Failure did not make the oldest of seven siblings lose hope. Instead, it made him more motivated and determined to develop a clothing business in Timor-Leste. TFeo earn new capital, he worked at a printing company while planning and initiating his clothing business.
“I saved my salary. I also took a side job printing t-shirts. Together with a friend, I designed an attractive business brand. I decided to use ‘Hare’, which means paddy, with products that present contemporary designs from Timorese culture and tourism,” said Felix.
To make his dream come true, he developed a business proposal with the intent to secure an investor or a loan from government institutions or banks.

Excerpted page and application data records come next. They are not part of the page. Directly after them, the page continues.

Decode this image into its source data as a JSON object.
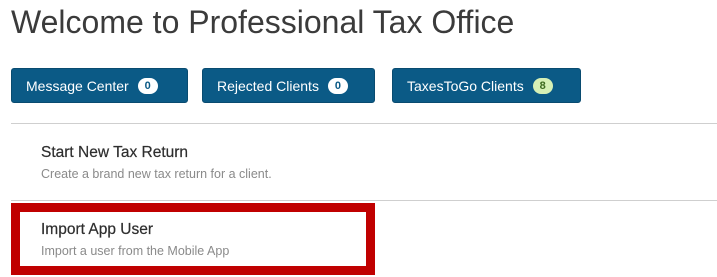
{
  "page_title": "Welcome to Professional Tax Office",
  "buttons": {
    "message_center": {
      "label": "Message Center",
      "count": "0"
    },
    "rejected_clients": {
      "label": "Rejected Clients",
      "count": "0"
    },
    "taxestogo_clients": {
      "label": "TaxesToGo Clients",
      "count": "8"
    }
  },
  "options": {
    "start_new": {
      "title": "Start New Tax Return",
      "description": "Create a brand new tax return for a client."
    },
    "import_app_user": {
      "title": "Import App User",
      "description": "Import a user from the Mobile App"
    }
  },
  "colors": {
    "button_bg": "#0b5a86",
    "highlight": "#c00000",
    "badge_green": "#d6f0b5"
  }
}
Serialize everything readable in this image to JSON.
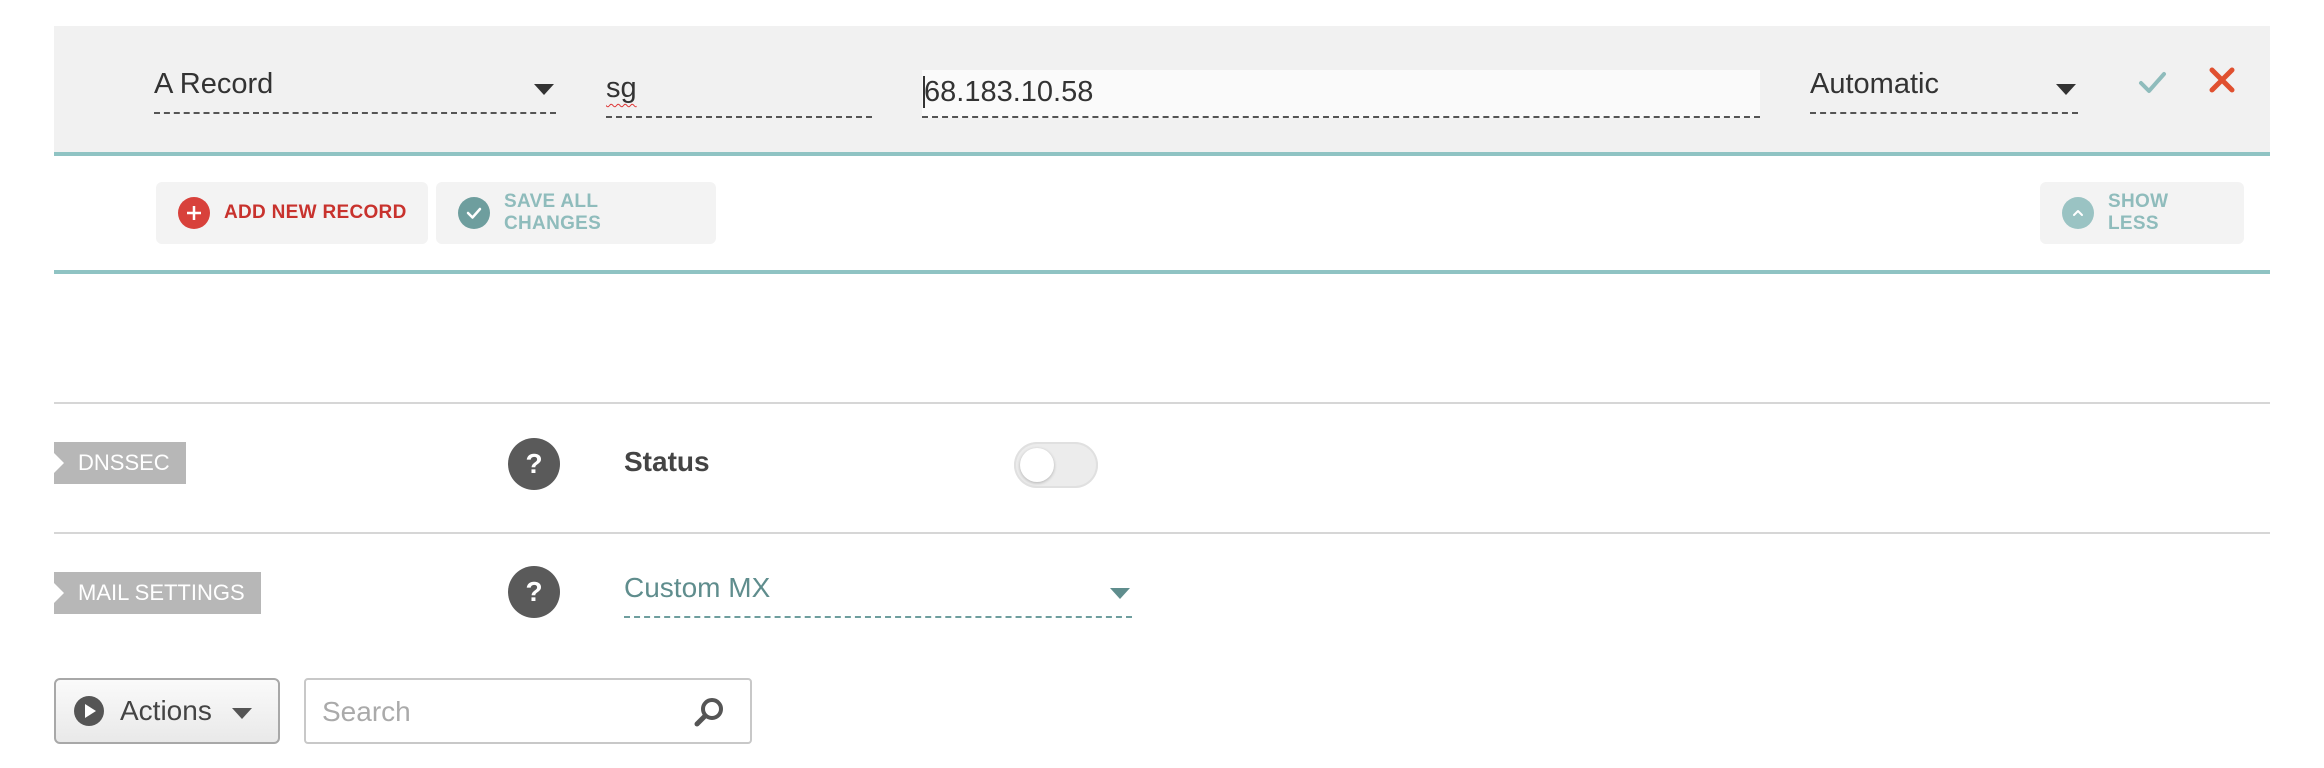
{
  "record_editor": {
    "type_select": {
      "value": "A Record"
    },
    "host_input": {
      "value": "sg"
    },
    "value_input": {
      "value": "68.183.10.58"
    },
    "ttl_select": {
      "value": "Automatic"
    },
    "icons": {
      "confirm": "check-icon",
      "cancel": "close-icon"
    },
    "colors": {
      "confirm": "#8fbcbc",
      "cancel": "#e0502f"
    }
  },
  "action_bar": {
    "add_label": "ADD NEW RECORD",
    "save_label": "SAVE ALL CHANGES",
    "show_less_label": "SHOW LESS",
    "colors": {
      "add": "#c8322d",
      "save": "#8fbcbc",
      "accent_line": "#8fc3c3"
    }
  },
  "dnssec": {
    "tag": "DNSSEC",
    "help": "?",
    "status_label": "Status",
    "status_enabled": false
  },
  "mail_settings": {
    "tag": "MAIL SETTINGS",
    "help": "?",
    "select_value": "Custom MX"
  },
  "toolbar": {
    "actions_label": "Actions",
    "search_placeholder": "Search",
    "search_value": ""
  }
}
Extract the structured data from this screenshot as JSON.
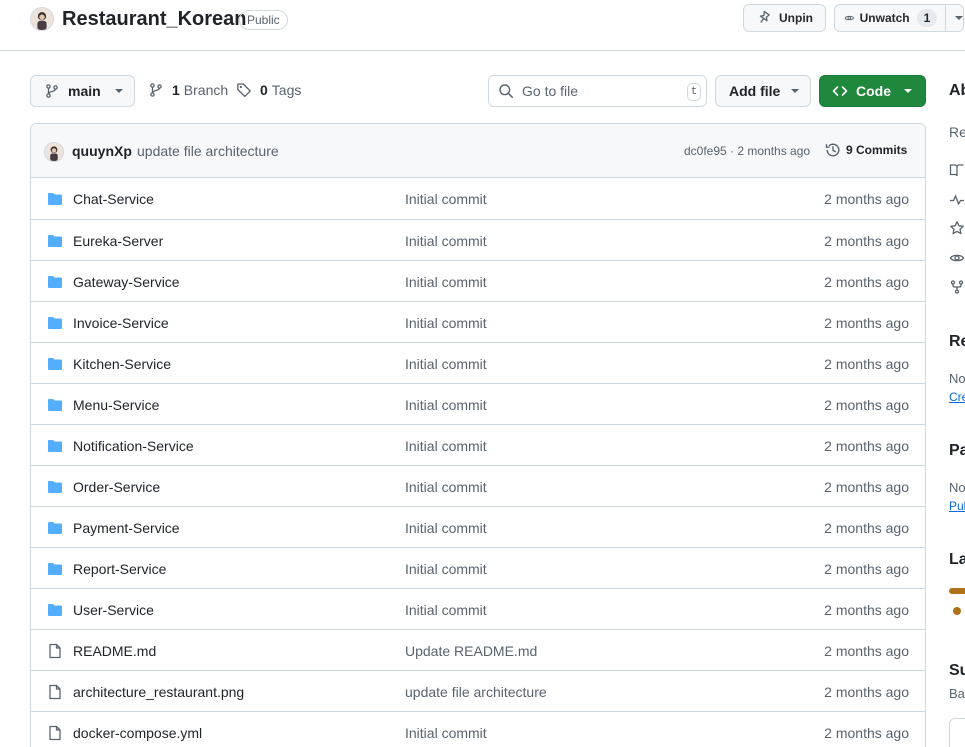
{
  "repo": {
    "name": "Restaurant_Korean",
    "visibility": "Public",
    "unpin_label": "Unpin",
    "unwatch_label": "Unwatch",
    "watchers": "1"
  },
  "toolbar": {
    "branch": "main",
    "branch_count": "1",
    "branch_label": "Branch",
    "tag_count": "0",
    "tag_label": "Tags",
    "goto_placeholder": "Go to file",
    "goto_shortcut": "t",
    "add_file_label": "Add file",
    "code_label": "Code"
  },
  "latest_commit": {
    "author": "quuynXp",
    "message": "update file architecture",
    "sha_age": "dc0fe95 · 2 months ago",
    "commits_label": "9 Commits"
  },
  "files": [
    {
      "type": "dir",
      "name": "Chat-Service",
      "commit": "Initial commit",
      "age": "2 months ago"
    },
    {
      "type": "dir",
      "name": "Eureka-Server",
      "commit": "Initial commit",
      "age": "2 months ago"
    },
    {
      "type": "dir",
      "name": "Gateway-Service",
      "commit": "Initial commit",
      "age": "2 months ago"
    },
    {
      "type": "dir",
      "name": "Invoice-Service",
      "commit": "Initial commit",
      "age": "2 months ago"
    },
    {
      "type": "dir",
      "name": "Kitchen-Service",
      "commit": "Initial commit",
      "age": "2 months ago"
    },
    {
      "type": "dir",
      "name": "Menu-Service",
      "commit": "Initial commit",
      "age": "2 months ago"
    },
    {
      "type": "dir",
      "name": "Notification-Service",
      "commit": "Initial commit",
      "age": "2 months ago"
    },
    {
      "type": "dir",
      "name": "Order-Service",
      "commit": "Initial commit",
      "age": "2 months ago"
    },
    {
      "type": "dir",
      "name": "Payment-Service",
      "commit": "Initial commit",
      "age": "2 months ago"
    },
    {
      "type": "dir",
      "name": "Report-Service",
      "commit": "Initial commit",
      "age": "2 months ago"
    },
    {
      "type": "dir",
      "name": "User-Service",
      "commit": "Initial commit",
      "age": "2 months ago"
    },
    {
      "type": "file",
      "name": "README.md",
      "commit": "Update README.md",
      "age": "2 months ago"
    },
    {
      "type": "file",
      "name": "architecture_restaurant.png",
      "commit": "update file architecture",
      "age": "2 months ago"
    },
    {
      "type": "file",
      "name": "docker-compose.yml",
      "commit": "Initial commit",
      "age": "2 months ago"
    }
  ],
  "sidebar_clipped": {
    "about_heading": "Ab",
    "about_desc": "Re",
    "releases_heading": "Re",
    "releases_text": "No",
    "releases_link": "Cre",
    "packages_heading": "Pa",
    "packages_text": "No",
    "packages_link": "Pul",
    "languages_heading": "La",
    "suggested_heading": "Su",
    "suggested_text": "Ba"
  },
  "colors": {
    "folder": "#54aeff",
    "code_button": "#1f883d",
    "link": "#0969da",
    "language_java": "#b07219"
  }
}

“While I was thinking how to get start-up capital, by chance IADE was printing a receipt for the Innovative Business Plan Competition at the printing company where I worked. I said to myself, this is it my way to start my business,” he recalled.
Felix immediately submitted his design portfolio to IADE. Although he did not win the competition, his clothing idea was selected as one of the Top 10, and he was awarded business counselling and capital to purchase the printing equipment needed.
This single guy admits that the training and business counselling he received were beneficial in building a better clothing business.
“I learned about business plans and marketing strategy. I also learned how to manage the book keeping,” said Felix.
“This training and business counselling really opened my knowledge about business, broadened my network and strengthened my determination to seriously pursue my clothing business,” he added.
Using the initial capital from IADE, with additional capital from his family, Felix started to build Hare Cloth Apparel. Every month, Hare launches a new shirt design that is limited production of 200 t-shirts. These t-shirts are distributed to several shopping malls, such as Timor Plaza, at US$ 10 each. Hare also accepts orders from government institutions and communities for special events.
At this young age, I want to expand my business. My target is to open my own outlet and to expand my production line by producing bags and shoes."
To boost sales, Felix also makes the best use of social media channels through Facebook and Twitter, as well as word-of-mouth. To date, his business turnover has risen 40 per cent per month, and in July 2015 reached 70 per cent. The number of employees has also increased from seven to 10, with three of them designers.
“I am now looking for a bigger place due to increased orders. I need a place to store raw materials and equipment,” said Felix who acts as the head designer of Hare, adding that the new place will integrate a marketing office, production and storage.
Through this business, Felix, who was born in Dili, is now able to pay his brothers’ college tuition and build a home for his family. But, he does not stop dreaming.
“At this young age, I want to expand my business. My target is to open my own outlet and to expand my production line by producing bags and shoes,” he said.
He also wishes his business can create job opportunities for Timorese youth.
“I like to hang out with my friends and other youth to share and exchange ideas about the clothing business. I am not afraid of the competition, as the most important thing now is how the clothing business can grow in this country,” he said.
The article was written by Valdemar de Sa e Silva and Cornelis Bareto, staff of the Business Development Institute (IADE) under the Coordinating Ministry for Economic Affairs (MECAE)